Lord (David) Freud (pictured), retired minister for welfare reform at the DWP, has called for the government to bring the technology behind Universal Credit back in house. Speaking to a select committee last week about the project overall, he said he woudn’t change the structure of the project but conceded that “the implementation was harder than I’d expected”.
He said it hd been a bad mistake for all of government to send out all of its IT, in a process that started in the 1990s and 2000s. “You went to these big firms to build your IT, and I think that was a most fundamental mistake across government, and probably in governments across the Western world.”
DWP and others are now built on technology
It couldn’t have been forecast, when these systems were put into place, that IT would become so fundamental a piece of the government’s core functions. It had until recently been seen as something separate from the daily tasks.
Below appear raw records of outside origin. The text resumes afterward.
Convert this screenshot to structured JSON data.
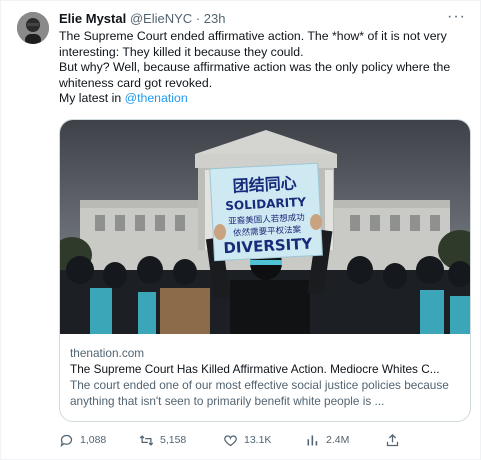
{
  "author": {
    "name": "Elie Mystal",
    "handle": "@ElieNYC",
    "separator": "·",
    "time": "23h"
  },
  "more_label": "···",
  "body": {
    "line1": "The Supreme Court ended affirmative action. The *how* of it is not very interesting: They killed it because they could.",
    "line2": "But why? Well, because affirmative action was the only policy where the whiteness card got revoked.",
    "line3_prefix": "My latest in ",
    "mention": "@thenation"
  },
  "card": {
    "domain": "thenation.com",
    "title": "The Supreme Court Has Killed Affirmative Action. Mediocre Whites C...",
    "description": "The court ended one of our most effective social justice policies because anything that isn't seen to primarily benefit white people is ...",
    "sign": {
      "line1": "团结同心",
      "line2": "SOLIDARITY",
      "line3": "亚裔美国人若想成功",
      "line4": "依然需要平权法案",
      "line5": "DIVERSITY"
    }
  },
  "actions": {
    "replies": "1,088",
    "reposts": "5,158",
    "likes": "13.1K",
    "views": "2.4M"
  },
  "colors": {
    "accent": "#1d9bf0",
    "secondary_text": "#536471",
    "border": "#cfd9de"
  }
}
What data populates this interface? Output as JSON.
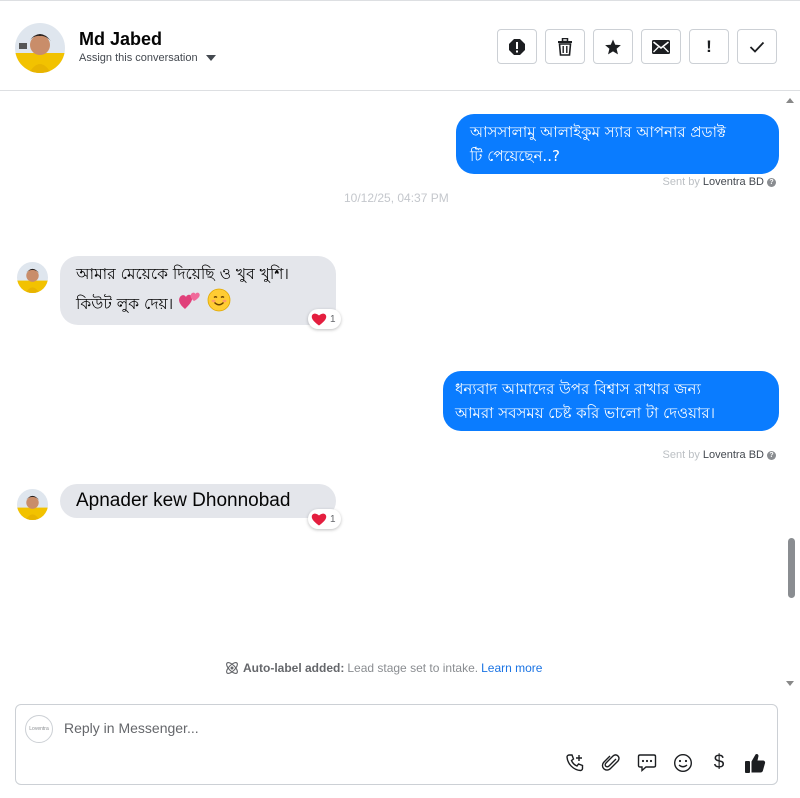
{
  "header": {
    "name": "Md Jabed",
    "assign_label": "Assign this conversation",
    "actions": [
      "report-icon",
      "trash-icon",
      "star-icon",
      "envelope-icon",
      "exclamation-icon",
      "check-icon"
    ],
    "exclamation_glyph": "!"
  },
  "messages": [
    {
      "direction": "outgoing",
      "line1": "আসসালামু আলাইকুম স্যার আপনার প্রডাক্ট",
      "line2": "টি পেয়েছেন..?",
      "sent_by_prefix": "Sent by",
      "sent_by": "Loventra BD"
    },
    {
      "timestamp": "10/12/25, 04:37 PM"
    },
    {
      "direction": "incoming",
      "line1": "আমার মেয়েকে দিয়েছি ও খুব খুশি।",
      "line2": "কিউট লুক দেয়।",
      "emojis": [
        "💕",
        "😊"
      ],
      "reaction": "❤",
      "reaction_count": "1"
    },
    {
      "direction": "outgoing",
      "line1": "ধন্যবাদ আমাদের উপর বিশ্বাস রাখার জন্য",
      "line2": "আমরা সবসময় চেষ্ট করি ভালো টা দেওয়ার।",
      "sent_by_prefix": "Sent by",
      "sent_by": "Loventra BD"
    },
    {
      "direction": "incoming",
      "text": "Apnader kew Dhonnobad",
      "reaction": "❤",
      "reaction_count": "1"
    }
  ],
  "auto_label": {
    "title": "Auto-label added:",
    "text": "Lead stage set to intake.",
    "link": "Learn more"
  },
  "composer": {
    "placeholder": "Reply in Messenger...",
    "avatar_text": "Loventra",
    "tools": [
      "call-add-icon",
      "paperclip-icon",
      "chat-bubble-icon",
      "smiley-icon",
      "dollar-icon",
      "thumbs-up-icon"
    ],
    "dollar_glyph": "$"
  },
  "colors": {
    "outgoing_bubble": "#0a7cff",
    "incoming_bubble": "#e4e6eb",
    "link": "#1b74e4",
    "heart": "#e41e3f"
  }
}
“It’s a tool within a much bigger system, and if you get rid of it and lose control of it, you lose the ability to build the systems,” he said. The result was that the DWP’s department became a commissioning department and didn’t know how to do the IT itself, he added. “What we actually discovered through the process was that you actually had to bring the IT back on board, and that’s a massive task.”
Government failed to see the problem and only realised what had happened when it started trying to build rather than commission its own technology. “It’s no longer a lesson not just for the DWP, which has learning it and has taken it on board.”
He believed that the difficulties in building a big system and the government’s inability to have staff of its own accountable for continuity and delivery was likely to be behind an awful lot of the perceived failures in public service computing, as discussed by (for example) the Public Accounts Committee on several occasions and reported on New Statesman Technology.